**ASSIGNED TASK:**
Find each line below that includes "Benefits", then copy it.
RECORDS TO PROCESS below:
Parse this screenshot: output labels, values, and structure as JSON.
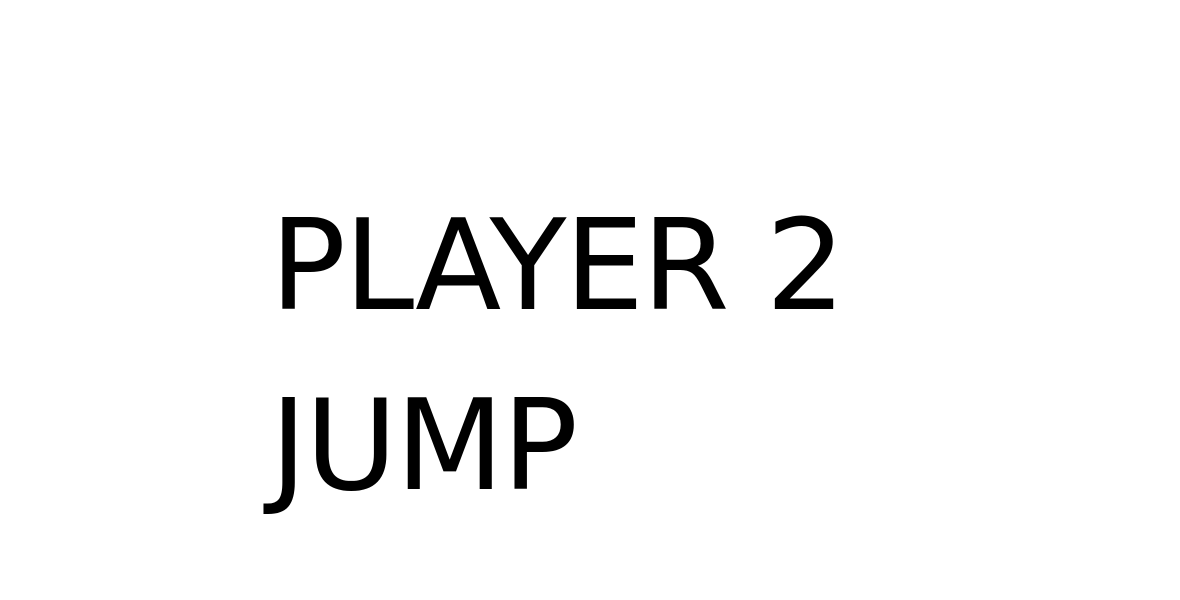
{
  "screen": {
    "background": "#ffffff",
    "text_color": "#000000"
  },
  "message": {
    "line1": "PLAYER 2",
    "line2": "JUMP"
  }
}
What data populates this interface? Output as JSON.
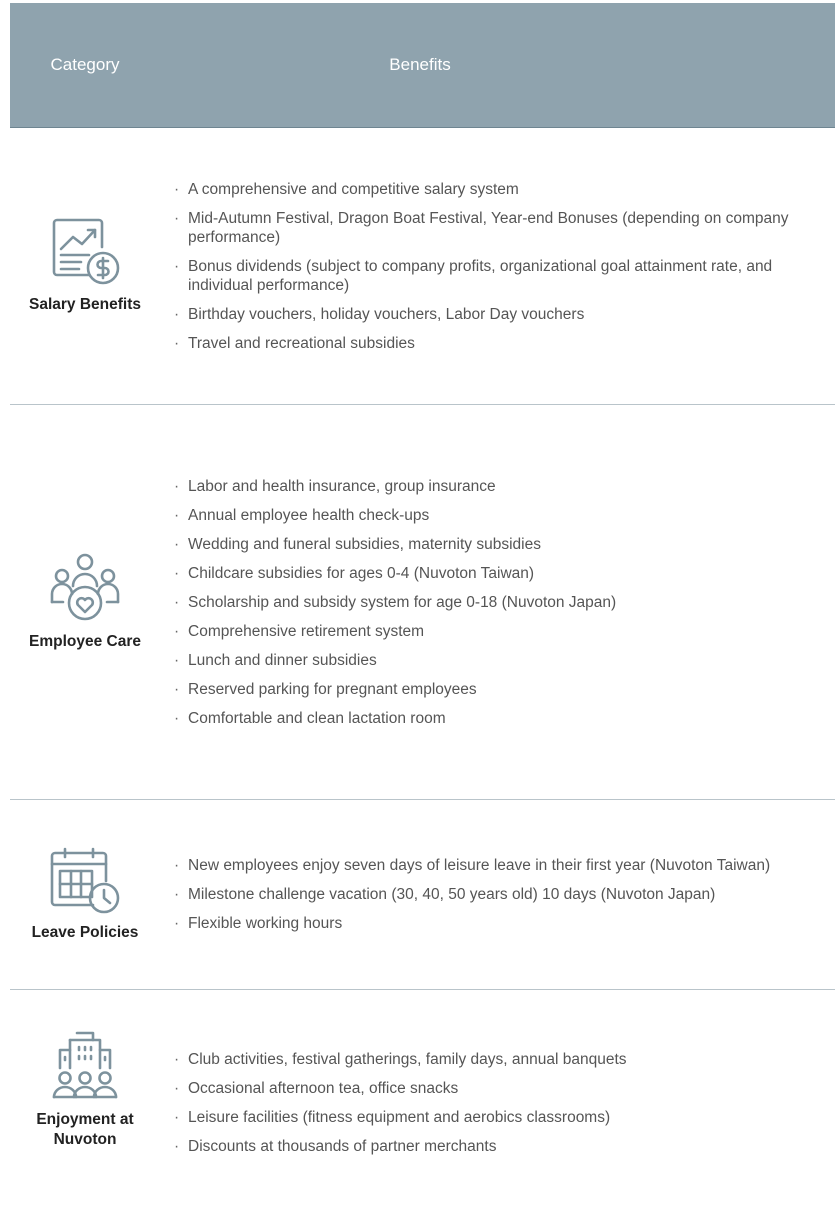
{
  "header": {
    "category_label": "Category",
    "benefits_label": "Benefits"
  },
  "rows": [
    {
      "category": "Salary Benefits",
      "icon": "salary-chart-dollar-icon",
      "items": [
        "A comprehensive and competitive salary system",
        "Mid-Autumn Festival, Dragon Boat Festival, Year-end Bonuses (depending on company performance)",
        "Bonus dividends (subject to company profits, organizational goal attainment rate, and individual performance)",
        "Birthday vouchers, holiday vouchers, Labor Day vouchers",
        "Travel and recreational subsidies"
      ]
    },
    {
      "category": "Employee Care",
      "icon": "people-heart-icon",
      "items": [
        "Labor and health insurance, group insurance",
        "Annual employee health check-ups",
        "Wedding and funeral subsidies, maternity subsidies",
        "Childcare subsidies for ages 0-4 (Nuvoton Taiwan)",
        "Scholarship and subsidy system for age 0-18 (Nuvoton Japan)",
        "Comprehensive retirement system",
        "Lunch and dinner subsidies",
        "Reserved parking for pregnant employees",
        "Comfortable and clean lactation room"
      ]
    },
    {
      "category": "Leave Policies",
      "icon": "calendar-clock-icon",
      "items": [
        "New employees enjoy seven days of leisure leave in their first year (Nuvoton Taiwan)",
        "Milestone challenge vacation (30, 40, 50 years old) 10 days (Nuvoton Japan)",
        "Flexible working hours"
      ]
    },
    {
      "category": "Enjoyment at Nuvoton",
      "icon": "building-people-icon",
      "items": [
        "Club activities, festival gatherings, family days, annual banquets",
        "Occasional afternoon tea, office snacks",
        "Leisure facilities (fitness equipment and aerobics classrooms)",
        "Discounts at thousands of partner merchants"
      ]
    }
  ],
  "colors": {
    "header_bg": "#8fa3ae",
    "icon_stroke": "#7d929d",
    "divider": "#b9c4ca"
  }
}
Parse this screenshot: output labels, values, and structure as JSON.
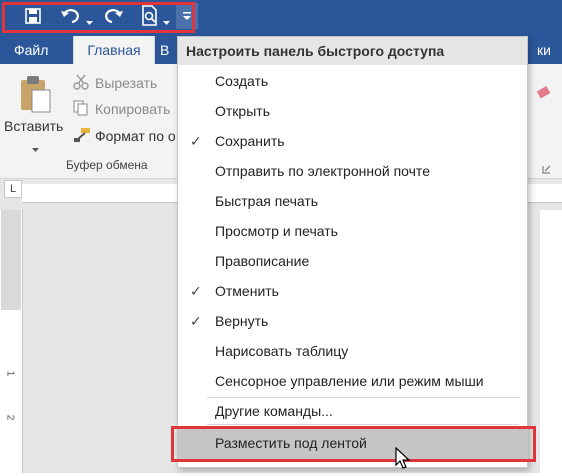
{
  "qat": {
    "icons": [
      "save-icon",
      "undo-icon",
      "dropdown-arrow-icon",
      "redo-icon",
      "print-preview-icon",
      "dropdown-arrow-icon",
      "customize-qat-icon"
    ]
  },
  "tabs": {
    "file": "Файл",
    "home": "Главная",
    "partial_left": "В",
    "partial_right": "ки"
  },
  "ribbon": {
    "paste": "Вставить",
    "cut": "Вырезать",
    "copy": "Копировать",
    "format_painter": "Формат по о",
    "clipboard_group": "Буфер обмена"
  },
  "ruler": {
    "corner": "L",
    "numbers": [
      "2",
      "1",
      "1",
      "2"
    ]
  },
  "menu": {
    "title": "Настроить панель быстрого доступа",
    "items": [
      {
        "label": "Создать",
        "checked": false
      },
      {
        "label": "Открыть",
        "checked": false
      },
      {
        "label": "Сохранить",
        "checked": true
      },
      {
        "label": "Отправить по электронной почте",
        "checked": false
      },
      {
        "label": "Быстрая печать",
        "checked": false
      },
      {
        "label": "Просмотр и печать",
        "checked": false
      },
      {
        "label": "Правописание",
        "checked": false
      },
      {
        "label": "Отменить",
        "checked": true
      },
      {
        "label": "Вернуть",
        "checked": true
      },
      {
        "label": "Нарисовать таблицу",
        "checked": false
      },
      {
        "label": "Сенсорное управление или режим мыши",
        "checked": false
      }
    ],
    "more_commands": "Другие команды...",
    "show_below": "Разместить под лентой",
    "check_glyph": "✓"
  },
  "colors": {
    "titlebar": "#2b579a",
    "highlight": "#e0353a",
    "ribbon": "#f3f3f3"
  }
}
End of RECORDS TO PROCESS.
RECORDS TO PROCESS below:
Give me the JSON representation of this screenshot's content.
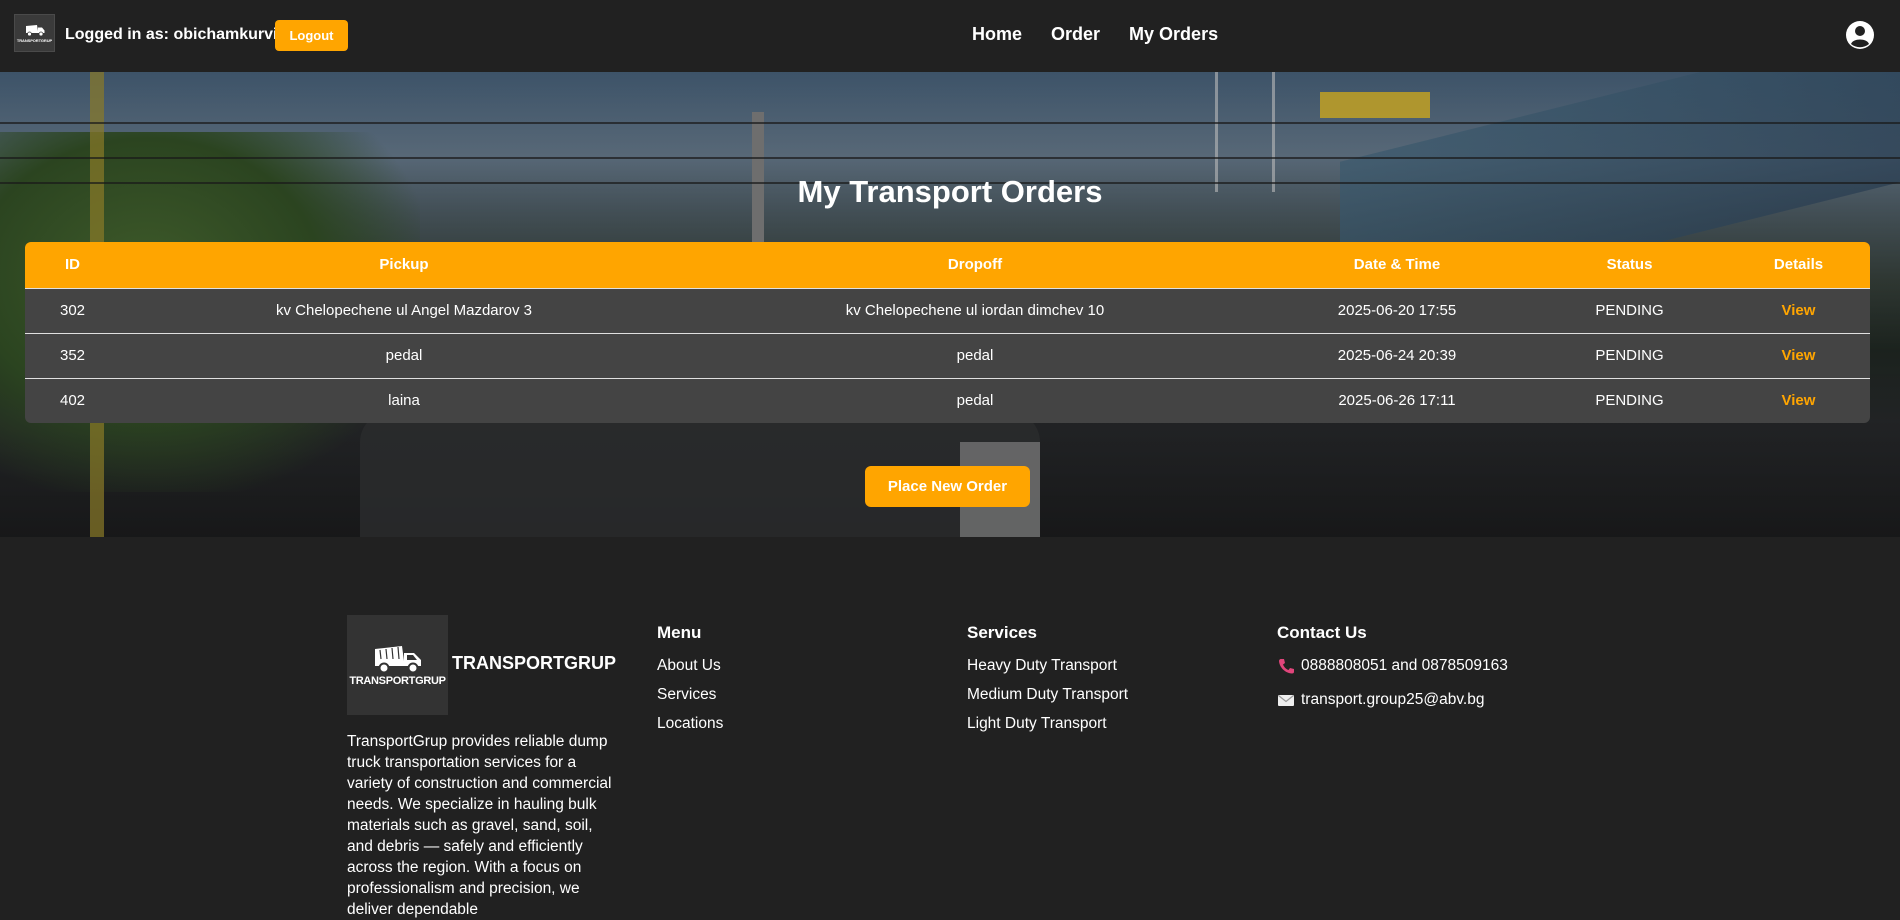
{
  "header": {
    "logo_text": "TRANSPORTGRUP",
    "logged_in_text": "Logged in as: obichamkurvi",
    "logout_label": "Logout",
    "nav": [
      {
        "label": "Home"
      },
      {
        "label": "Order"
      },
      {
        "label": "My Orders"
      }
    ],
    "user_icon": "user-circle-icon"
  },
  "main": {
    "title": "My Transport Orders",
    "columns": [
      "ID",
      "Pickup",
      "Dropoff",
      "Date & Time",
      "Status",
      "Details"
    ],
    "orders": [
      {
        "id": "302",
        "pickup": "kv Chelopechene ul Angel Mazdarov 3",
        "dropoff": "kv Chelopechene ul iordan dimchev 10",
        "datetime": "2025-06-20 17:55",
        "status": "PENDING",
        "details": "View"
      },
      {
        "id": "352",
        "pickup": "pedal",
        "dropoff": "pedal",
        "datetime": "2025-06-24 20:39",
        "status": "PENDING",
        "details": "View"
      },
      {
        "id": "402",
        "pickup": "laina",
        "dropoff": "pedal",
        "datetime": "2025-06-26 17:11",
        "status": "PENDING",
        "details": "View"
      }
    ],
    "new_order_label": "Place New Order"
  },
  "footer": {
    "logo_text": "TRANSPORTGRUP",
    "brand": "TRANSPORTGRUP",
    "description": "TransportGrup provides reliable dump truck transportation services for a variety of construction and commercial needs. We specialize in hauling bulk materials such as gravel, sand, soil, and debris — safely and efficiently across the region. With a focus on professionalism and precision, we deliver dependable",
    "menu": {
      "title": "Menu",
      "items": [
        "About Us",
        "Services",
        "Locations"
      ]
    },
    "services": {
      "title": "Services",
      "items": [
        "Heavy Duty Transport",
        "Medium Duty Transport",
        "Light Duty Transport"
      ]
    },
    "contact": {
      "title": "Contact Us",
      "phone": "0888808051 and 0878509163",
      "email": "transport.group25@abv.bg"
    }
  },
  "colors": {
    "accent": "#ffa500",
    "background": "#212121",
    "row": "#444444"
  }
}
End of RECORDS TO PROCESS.
**SOLVED EXERCISE:**
    "benefits_label": "Benefits"
      "category": "Salary Benefits",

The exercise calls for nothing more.